- First Online:
- Cite this article as:
- Li, LX., Cheng, YF., Lin, HB. et al. Metab Brain Dis (2011) 26: 37. doi:10.1007/s11011-011-9235-0
- 238 Downloads

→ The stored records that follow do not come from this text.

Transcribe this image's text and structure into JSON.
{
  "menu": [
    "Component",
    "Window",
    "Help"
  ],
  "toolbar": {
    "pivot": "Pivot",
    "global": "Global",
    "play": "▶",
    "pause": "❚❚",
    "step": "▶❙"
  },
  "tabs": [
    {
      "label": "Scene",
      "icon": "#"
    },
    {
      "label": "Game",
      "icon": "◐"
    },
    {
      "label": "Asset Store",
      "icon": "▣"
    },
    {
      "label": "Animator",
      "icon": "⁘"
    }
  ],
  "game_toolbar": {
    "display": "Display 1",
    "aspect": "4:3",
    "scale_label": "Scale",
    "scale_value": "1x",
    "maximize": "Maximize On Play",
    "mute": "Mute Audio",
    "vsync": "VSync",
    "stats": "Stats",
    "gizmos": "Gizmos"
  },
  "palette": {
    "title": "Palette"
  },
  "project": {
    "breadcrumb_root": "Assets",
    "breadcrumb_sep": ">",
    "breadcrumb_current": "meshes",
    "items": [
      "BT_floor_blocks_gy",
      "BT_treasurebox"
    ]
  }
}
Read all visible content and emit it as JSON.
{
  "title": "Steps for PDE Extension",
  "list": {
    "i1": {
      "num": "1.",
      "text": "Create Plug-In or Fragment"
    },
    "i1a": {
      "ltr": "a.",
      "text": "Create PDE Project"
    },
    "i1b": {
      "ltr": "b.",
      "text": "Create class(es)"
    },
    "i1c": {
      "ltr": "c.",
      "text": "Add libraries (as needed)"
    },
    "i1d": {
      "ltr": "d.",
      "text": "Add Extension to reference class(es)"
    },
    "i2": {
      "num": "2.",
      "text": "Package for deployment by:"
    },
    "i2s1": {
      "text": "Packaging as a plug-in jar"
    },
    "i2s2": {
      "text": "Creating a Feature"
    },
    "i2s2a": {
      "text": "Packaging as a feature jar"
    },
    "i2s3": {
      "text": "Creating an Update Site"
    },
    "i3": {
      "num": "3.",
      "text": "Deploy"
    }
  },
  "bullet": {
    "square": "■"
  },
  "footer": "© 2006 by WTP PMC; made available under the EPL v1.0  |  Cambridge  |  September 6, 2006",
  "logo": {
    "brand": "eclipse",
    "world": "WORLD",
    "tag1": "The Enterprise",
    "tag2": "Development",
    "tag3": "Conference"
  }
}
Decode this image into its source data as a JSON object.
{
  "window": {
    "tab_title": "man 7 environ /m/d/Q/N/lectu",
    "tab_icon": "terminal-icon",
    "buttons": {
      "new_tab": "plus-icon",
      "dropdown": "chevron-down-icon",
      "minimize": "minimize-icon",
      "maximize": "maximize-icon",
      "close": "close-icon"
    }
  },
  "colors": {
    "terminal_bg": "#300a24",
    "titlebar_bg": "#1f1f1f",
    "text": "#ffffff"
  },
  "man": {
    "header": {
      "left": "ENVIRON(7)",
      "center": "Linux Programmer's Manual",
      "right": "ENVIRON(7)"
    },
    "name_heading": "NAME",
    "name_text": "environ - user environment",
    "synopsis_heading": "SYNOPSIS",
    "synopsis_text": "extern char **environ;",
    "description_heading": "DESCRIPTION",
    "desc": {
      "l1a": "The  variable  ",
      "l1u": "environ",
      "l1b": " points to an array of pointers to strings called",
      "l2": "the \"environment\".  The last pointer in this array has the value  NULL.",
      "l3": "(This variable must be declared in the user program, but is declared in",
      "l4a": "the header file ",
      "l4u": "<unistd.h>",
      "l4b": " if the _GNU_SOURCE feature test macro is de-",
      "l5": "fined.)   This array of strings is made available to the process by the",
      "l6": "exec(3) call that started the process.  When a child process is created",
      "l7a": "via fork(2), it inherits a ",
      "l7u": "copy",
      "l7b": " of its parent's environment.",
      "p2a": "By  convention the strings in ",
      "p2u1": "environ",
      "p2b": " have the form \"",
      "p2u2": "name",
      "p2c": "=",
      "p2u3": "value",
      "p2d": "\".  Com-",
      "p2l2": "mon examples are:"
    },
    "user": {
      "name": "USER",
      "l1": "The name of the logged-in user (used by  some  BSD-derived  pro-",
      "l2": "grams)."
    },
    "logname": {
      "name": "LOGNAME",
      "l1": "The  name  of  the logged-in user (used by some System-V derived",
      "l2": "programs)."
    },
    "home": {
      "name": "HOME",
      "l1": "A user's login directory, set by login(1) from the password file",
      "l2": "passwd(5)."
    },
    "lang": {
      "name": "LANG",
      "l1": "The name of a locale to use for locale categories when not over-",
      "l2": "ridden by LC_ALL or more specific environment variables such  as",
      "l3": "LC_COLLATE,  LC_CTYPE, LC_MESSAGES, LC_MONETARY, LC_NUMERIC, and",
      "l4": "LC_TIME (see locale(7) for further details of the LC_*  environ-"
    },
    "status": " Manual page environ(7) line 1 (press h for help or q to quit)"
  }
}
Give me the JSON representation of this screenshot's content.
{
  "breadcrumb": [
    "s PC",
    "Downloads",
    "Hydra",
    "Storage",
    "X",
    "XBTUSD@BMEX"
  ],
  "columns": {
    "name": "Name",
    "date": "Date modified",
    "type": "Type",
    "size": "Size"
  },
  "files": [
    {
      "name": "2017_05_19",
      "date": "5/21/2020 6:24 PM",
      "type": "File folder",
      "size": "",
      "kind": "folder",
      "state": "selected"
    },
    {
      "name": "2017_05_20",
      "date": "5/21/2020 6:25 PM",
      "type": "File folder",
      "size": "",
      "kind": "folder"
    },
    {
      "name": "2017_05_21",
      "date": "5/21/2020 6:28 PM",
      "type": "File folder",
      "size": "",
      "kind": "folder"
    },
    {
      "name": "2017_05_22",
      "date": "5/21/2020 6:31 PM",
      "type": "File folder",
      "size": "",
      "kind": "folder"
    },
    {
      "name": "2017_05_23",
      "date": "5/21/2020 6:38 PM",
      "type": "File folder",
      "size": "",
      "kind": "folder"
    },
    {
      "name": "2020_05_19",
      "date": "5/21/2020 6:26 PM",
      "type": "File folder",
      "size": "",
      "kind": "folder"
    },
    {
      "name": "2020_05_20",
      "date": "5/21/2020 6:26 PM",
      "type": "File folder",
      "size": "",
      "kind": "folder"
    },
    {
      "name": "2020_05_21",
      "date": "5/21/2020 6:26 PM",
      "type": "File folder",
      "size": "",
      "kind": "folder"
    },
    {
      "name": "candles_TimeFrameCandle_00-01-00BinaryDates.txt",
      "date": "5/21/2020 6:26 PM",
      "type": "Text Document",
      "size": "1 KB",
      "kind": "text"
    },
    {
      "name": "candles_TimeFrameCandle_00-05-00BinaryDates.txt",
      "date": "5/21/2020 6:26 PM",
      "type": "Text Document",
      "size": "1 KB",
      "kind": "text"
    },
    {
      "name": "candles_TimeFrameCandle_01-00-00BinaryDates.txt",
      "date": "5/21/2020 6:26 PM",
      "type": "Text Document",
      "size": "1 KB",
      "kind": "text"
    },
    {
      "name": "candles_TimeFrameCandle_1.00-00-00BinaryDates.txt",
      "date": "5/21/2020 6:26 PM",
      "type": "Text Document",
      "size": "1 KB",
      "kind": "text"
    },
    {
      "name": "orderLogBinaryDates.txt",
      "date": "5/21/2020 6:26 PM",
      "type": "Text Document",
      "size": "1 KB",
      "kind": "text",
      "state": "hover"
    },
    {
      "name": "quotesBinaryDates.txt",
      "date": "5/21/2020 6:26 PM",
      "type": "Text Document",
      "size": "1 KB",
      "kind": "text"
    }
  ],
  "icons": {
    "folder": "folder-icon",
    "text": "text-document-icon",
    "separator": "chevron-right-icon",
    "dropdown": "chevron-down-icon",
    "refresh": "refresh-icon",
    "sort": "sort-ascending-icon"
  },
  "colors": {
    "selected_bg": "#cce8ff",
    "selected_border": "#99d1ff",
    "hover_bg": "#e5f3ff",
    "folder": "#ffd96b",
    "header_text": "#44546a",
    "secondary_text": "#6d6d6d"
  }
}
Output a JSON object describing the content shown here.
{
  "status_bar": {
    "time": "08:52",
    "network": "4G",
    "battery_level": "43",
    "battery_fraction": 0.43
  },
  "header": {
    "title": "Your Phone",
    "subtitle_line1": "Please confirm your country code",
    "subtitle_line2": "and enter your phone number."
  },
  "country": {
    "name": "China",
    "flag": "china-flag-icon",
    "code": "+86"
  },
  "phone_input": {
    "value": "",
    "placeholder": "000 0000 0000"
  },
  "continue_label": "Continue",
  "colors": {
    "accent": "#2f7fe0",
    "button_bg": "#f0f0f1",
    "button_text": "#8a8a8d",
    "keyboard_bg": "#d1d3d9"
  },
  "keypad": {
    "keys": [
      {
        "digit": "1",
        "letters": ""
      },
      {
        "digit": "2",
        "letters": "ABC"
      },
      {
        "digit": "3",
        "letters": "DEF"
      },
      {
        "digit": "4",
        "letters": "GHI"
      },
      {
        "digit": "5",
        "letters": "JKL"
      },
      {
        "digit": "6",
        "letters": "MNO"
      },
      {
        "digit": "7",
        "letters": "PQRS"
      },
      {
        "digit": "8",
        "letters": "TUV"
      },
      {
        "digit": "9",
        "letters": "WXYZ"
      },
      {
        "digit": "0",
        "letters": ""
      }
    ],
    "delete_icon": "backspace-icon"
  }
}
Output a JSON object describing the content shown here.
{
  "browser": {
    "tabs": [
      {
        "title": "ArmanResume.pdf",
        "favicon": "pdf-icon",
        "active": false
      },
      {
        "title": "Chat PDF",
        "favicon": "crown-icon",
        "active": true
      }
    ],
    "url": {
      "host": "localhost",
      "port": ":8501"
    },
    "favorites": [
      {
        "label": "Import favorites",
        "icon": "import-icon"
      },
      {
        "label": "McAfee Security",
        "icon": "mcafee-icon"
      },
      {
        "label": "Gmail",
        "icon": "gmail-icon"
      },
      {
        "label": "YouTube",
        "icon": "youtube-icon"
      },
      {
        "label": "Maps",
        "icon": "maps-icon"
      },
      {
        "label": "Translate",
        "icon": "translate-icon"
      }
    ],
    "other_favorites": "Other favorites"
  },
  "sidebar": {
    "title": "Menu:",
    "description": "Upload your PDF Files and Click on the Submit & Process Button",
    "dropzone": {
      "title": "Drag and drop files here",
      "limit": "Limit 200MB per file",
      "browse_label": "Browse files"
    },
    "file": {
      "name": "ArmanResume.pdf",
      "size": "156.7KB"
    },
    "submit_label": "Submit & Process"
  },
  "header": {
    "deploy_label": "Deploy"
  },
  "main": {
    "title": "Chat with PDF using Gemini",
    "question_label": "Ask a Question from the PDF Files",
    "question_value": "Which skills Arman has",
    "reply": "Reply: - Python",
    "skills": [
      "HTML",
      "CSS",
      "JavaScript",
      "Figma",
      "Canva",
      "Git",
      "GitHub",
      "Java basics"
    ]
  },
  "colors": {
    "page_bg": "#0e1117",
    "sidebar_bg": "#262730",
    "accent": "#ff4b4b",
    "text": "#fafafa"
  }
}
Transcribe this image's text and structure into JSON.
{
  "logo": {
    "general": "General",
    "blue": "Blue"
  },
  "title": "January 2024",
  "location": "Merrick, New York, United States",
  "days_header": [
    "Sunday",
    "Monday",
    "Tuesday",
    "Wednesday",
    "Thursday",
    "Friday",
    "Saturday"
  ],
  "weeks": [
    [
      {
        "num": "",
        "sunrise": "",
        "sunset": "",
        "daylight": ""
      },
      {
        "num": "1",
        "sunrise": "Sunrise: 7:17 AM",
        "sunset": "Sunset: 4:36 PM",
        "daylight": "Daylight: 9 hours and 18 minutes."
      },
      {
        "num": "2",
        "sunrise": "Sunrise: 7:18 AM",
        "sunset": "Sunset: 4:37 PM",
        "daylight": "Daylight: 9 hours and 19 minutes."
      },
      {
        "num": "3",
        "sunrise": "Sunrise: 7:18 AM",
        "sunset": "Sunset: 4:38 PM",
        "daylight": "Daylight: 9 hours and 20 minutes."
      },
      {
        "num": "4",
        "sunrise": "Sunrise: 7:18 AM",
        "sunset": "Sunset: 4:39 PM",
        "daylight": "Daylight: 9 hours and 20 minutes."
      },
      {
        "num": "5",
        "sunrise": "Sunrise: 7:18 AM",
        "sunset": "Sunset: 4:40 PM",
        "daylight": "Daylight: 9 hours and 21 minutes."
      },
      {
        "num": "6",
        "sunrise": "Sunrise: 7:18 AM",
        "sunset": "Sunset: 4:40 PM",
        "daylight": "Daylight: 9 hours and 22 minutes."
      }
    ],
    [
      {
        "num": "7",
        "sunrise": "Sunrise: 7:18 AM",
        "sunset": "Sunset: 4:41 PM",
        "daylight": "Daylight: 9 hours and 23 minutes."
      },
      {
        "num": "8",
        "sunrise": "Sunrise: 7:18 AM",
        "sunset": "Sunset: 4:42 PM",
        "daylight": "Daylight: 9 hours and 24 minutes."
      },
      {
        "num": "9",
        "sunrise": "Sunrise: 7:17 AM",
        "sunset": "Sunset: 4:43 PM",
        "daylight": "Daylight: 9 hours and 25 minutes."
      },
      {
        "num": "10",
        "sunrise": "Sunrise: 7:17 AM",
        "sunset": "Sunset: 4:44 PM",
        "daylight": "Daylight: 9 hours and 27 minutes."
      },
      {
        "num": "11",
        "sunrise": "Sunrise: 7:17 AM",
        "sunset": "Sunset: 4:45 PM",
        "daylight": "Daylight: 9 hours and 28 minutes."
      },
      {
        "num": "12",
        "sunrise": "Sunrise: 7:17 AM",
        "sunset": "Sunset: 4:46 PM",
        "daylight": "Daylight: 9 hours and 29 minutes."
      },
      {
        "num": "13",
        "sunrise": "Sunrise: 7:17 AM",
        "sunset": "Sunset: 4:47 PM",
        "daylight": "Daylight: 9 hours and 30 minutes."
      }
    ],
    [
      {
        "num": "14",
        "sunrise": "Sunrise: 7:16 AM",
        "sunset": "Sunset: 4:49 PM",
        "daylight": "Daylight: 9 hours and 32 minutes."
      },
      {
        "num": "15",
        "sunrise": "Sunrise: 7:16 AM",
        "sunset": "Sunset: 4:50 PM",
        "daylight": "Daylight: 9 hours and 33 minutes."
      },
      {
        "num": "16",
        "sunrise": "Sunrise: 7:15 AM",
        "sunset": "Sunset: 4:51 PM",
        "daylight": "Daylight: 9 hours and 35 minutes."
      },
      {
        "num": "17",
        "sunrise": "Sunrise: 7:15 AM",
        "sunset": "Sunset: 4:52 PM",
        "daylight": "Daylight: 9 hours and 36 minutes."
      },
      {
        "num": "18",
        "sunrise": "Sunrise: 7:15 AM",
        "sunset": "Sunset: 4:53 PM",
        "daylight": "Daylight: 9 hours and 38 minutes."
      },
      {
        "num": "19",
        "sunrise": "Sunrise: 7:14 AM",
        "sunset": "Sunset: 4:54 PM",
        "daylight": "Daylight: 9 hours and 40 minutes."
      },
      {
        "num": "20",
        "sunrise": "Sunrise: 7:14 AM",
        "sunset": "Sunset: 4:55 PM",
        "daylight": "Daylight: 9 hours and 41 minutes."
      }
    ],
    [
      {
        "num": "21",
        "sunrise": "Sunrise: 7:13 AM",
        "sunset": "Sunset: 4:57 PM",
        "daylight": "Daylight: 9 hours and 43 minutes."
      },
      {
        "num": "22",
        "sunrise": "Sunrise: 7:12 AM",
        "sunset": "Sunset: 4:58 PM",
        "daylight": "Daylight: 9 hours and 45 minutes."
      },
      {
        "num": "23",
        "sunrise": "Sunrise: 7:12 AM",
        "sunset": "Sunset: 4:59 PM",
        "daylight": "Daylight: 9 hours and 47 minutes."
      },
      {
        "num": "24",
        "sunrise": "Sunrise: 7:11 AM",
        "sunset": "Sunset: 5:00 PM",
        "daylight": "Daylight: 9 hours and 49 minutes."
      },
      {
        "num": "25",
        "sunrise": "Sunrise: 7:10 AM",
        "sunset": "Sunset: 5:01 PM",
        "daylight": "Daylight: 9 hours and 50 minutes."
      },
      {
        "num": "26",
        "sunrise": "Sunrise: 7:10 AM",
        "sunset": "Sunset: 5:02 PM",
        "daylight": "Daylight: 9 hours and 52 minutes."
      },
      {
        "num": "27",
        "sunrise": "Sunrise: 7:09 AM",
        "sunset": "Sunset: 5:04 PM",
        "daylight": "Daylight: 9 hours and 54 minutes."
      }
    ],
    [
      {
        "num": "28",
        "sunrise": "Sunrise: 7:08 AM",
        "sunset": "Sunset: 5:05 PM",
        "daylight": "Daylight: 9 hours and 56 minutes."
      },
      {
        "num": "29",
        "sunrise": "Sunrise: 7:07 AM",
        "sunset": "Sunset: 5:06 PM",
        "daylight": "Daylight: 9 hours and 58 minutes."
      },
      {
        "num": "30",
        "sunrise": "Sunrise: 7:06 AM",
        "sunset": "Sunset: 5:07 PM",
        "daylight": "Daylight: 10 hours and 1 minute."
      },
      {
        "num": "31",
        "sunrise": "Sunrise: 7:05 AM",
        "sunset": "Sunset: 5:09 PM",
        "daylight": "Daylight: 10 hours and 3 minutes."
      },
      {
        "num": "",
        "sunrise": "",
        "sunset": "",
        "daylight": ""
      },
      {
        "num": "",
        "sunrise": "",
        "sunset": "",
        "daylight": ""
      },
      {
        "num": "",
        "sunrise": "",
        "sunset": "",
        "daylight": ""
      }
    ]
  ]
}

Inhibition of phosphodiesterase-4 (PDE4) by rolipram, a prototypical PDE4 inhibitor, reverses memory impairment produced pharmacologically or genetically. Comparably, much less is known about the effect of rolipram on cerebral ischemia-induced memory deficits. The objective of this study was to determine the effects of rolipram on ischemia-induced memory deficit, neuronal damage, and alteration of PDE4 activity in the hippocampus. Memory was examined using Morris water-maze and step-through passive avoidance tests in rats subjected to global cerebral ischemia with or without repeated treatment with rolipram (0.3 or 1 mg/kg, i.p.); neuronal damage in the hippocampus and PDE4 activity in hippocampal tissues were determined using Nissl staining and HPLC, respectively. In the water-maze test, cerebral ischemia significantly increased the escape latency to reach the platform during acquisition training and decreased the exploration time in the target quadrant in the probe trial test; these were blocked by rolipram in a dose-dependent manner. Rolipram also reduced the distracted platform searches induced by cerebral ischemia. In the passive avoidance test, ischemia decreased the 24-h latency to the dark compartment, which was also blocked by rolipram treatment. In addition, Nissl staining revealed ischemia-induced neuron loss in hippocampal CA1; this was blocked by rolipram. Further, cerebral ischemia led to increases in activity of PDE, primarily PDE4, in the hippocampus, which also was antagonized by rolipram. These results suggest that rolipram prevents cerebral ischemia-induced memory deficits via inhibition of increased PDE4 activity and attenuation of hippocampal, neuronal damages induced by ischemia. PDE4 may be a target for treatment of cognitive disorders associated with cerebral ischemia.